A few commentators on the Times article had interesting ideas, suggesting an incentive program where riders could get credit to their account, or even just points on the program’s app, for finding and docking at empty stations. This suggestion is backed by the earlier-mentioned research, which concluded that “it is possible to trade off reward payouts to customers against the cost of hiring staff to reposition bicycles, in order to minimize operating costs for a given desired service level.” But it might not be necessary, according to commentator David Martin from Paris, who explained the situation there: “Here in Paris, it was an issue during the first year or two, but not now. They figured it out. I really think New York will too. I imagine that the system in NY is computerized, so they have usage data. They can study the problem by looking at the usage data, then figure out solutions. It takes time, but it can be done.” What do you think?

Chicago announces locations of new speed cameras

traffic cameraThis weekend Chicago announced that 12 new speed cameras would be installed near city parks after a successful test program.
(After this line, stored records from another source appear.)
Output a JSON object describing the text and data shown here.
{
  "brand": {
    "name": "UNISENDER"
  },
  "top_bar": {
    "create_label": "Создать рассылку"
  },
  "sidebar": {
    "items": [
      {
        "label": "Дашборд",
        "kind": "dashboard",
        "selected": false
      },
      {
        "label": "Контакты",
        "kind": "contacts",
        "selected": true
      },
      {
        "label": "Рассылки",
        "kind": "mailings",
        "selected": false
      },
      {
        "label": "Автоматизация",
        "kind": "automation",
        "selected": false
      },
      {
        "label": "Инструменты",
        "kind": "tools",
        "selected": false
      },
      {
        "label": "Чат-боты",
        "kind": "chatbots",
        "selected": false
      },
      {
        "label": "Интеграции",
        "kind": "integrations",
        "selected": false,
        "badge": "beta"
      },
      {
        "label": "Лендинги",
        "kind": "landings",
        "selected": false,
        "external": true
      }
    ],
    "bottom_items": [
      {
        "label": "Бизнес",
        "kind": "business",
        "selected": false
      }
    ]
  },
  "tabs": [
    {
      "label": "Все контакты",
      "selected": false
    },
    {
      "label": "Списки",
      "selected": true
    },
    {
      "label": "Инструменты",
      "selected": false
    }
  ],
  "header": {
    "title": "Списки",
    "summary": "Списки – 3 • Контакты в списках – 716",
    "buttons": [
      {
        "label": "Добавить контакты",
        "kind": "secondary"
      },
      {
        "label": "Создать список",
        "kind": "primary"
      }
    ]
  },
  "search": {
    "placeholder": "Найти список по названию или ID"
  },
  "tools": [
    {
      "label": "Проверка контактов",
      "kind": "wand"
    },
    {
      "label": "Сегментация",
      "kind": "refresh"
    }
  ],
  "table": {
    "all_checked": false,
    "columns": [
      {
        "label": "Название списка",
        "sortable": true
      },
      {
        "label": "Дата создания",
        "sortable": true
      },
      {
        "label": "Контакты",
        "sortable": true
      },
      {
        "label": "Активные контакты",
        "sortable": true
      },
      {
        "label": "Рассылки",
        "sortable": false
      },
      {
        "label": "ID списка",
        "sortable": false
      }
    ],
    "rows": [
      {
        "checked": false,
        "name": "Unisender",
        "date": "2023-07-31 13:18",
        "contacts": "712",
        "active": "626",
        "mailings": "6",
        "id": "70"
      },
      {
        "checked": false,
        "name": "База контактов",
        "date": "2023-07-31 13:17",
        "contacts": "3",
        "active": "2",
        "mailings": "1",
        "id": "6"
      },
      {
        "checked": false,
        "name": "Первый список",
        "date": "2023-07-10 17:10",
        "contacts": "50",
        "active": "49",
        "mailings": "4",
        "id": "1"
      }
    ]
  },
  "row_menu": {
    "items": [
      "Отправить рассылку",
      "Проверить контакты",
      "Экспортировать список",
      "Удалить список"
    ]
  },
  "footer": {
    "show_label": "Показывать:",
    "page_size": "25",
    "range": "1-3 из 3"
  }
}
Huffington Post reports that “had tickets been issued for all of the test-period violations, the city would have raked in roughly $4.7 million in ticket revenue in just one month.” The city wants to install 50 cameras by year end. The plan is clear: stop speeders, collect revenue. The fine for drivers going 10 mph over the speed limit is $100, and drivers going 6 mph over get a warning, and then a $35 fine. The new locations are as follows:

  • Chicago High School for Agricultural Sciences, 3857 W. 111th St.
  • Curie High School, 4959 S. Archer Ave.
  • Douglas Park, 1401 S. Sacramento Ave.
  • Garfield Park, 100 N. Central Park Ave.
  • Gompers Park, 4222 W. Foster Ave.
  • Humboldt Park, 1440 N. Humboldt Dr.
  • Jones High School, 606 S. State St.
  • Legion Park, 3100 W. Bryn Mawr Ave.
  • Marquette Park, 6743 S. Kedzie Ave.
  • Washington Park, 5531 S. Dr. Martin Luther King Dr.
  • McKinley Park, 2210 W. Pershing Road

The Chicago Tribune has a map of the new locations here.

Intense Lollapalooza Fencing

Walked down to check out Lollapalooza today in Chicago. Last year, as with prior years, there was concern about fence-jumpers sneaking into the festival. I didn’t see last year’s fencing, but this year’s fencing seems pretty intense: Both sides of the street had steep metal fencing, so that you’d have to scoot along a busy street AND scale the fence to get in. Check it out: 0802131315I’ll be interested to see how many people try and get through this fortress. I’m sure there will be some.

Chicago Mayor Praises Bike Share System

Photo credit: my cellphone

Chicago is celebrating its bike-share program as a big success. The press release stats are impressive: “In just one month Chicagoans have taken 80,000 trips and ridden over 250,000 miles on Divvy Bikes. That’s further than the distance to the moon! The new bike share system now has over 100 stations and is starting to expand into neighborhoods around the city.”

There is one of these racks right outside where I work. I hadn’t heard about it until I saw the bikes there; it reminds me of similar programs in Europe. I was surprised to see that, on most days, a majority of the bikes are checked out. I did see a well-dressed man very frustrated one day, trying furiously to get the bike back into the station by ramming it over and over again. And I heard that it has increased the amount of kamikaze bikers on the sidewalks. Also, of course, not everyone is happy with the bikes as a policy decision: on the mayor’s Facebook page, people were downright upset, with comments ranging from “stop wasting money” to “start focusing on issue X, Y, or Z.” But overall, this is a win for Chicago, in my opinion.

Here’s the link to the press release:

City of Chicago :: Mayor Emanuel Lauds Divvy Bike Share System Early Success.